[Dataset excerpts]
####################
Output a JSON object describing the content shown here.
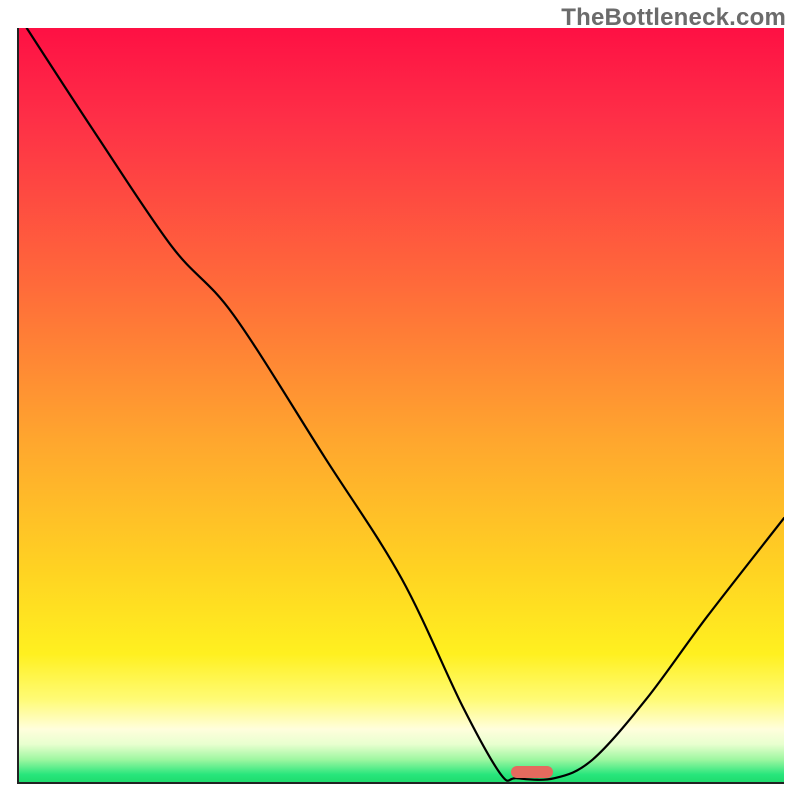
{
  "watermark_text": "TheBottleneck.com",
  "colors": {
    "axis": "#222222",
    "curve": "#000000",
    "notch": "#e46a5e",
    "grad_stops": [
      "#fe1044",
      "#fe2f47",
      "#ff6a3a",
      "#ffa72e",
      "#ffd322",
      "#fff020",
      "#fffb75",
      "#fffedc",
      "#e8ffcf",
      "#9ff7a1",
      "#28e67c",
      "#1fdc6e"
    ]
  },
  "chart_data": {
    "type": "line",
    "title": "",
    "xlabel": "",
    "ylabel": "",
    "xlim": [
      0,
      100
    ],
    "ylim": [
      0,
      100
    ],
    "grid": false,
    "series": [
      {
        "name": "bottleneck-curve",
        "x": [
          1,
          10,
          20,
          28,
          40,
          50,
          58,
          63,
          65,
          70,
          75,
          82,
          90,
          100
        ],
        "y": [
          100,
          86,
          71,
          62,
          43,
          27,
          10,
          1,
          0.5,
          0.5,
          3,
          11,
          22,
          35
        ]
      }
    ],
    "annotations": [
      {
        "name": "optimal-marker",
        "x": 67,
        "y": 0.5,
        "shape": "pill",
        "color": "#e46a5e"
      }
    ]
  }
}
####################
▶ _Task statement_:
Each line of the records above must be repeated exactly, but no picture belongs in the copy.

▶ _Your solution_:
Output a JSON object describing the content shown here.
{
  "watermark_text": "TheBottleneck.com",
  "colors": {
    "axis": "#222222",
    "curve": "#000000",
    "notch": "#e46a5e",
    "grad_stops": [
      "#fe1044",
      "#fe2f47",
      "#ff6a3a",
      "#ffa72e",
      "#ffd322",
      "#fff020",
      "#fffb75",
      "#fffedc",
      "#e8ffcf",
      "#9ff7a1",
      "#28e67c",
      "#1fdc6e"
    ]
  },
  "chart_data": {
    "type": "line",
    "title": "",
    "xlabel": "",
    "ylabel": "",
    "xlim": [
      0,
      100
    ],
    "ylim": [
      0,
      100
    ],
    "grid": false,
    "series": [
      {
        "name": "bottleneck-curve",
        "x": [
          1,
          10,
          20,
          28,
          40,
          50,
          58,
          63,
          65,
          70,
          75,
          82,
          90,
          100
        ],
        "y": [
          100,
          86,
          71,
          62,
          43,
          27,
          10,
          1,
          0.5,
          0.5,
          3,
          11,
          22,
          35
        ]
      }
    ],
    "annotations": [
      {
        "name": "optimal-marker",
        "x": 67,
        "y": 0.5,
        "shape": "pill",
        "color": "#e46a5e"
      }
    ]
  }
}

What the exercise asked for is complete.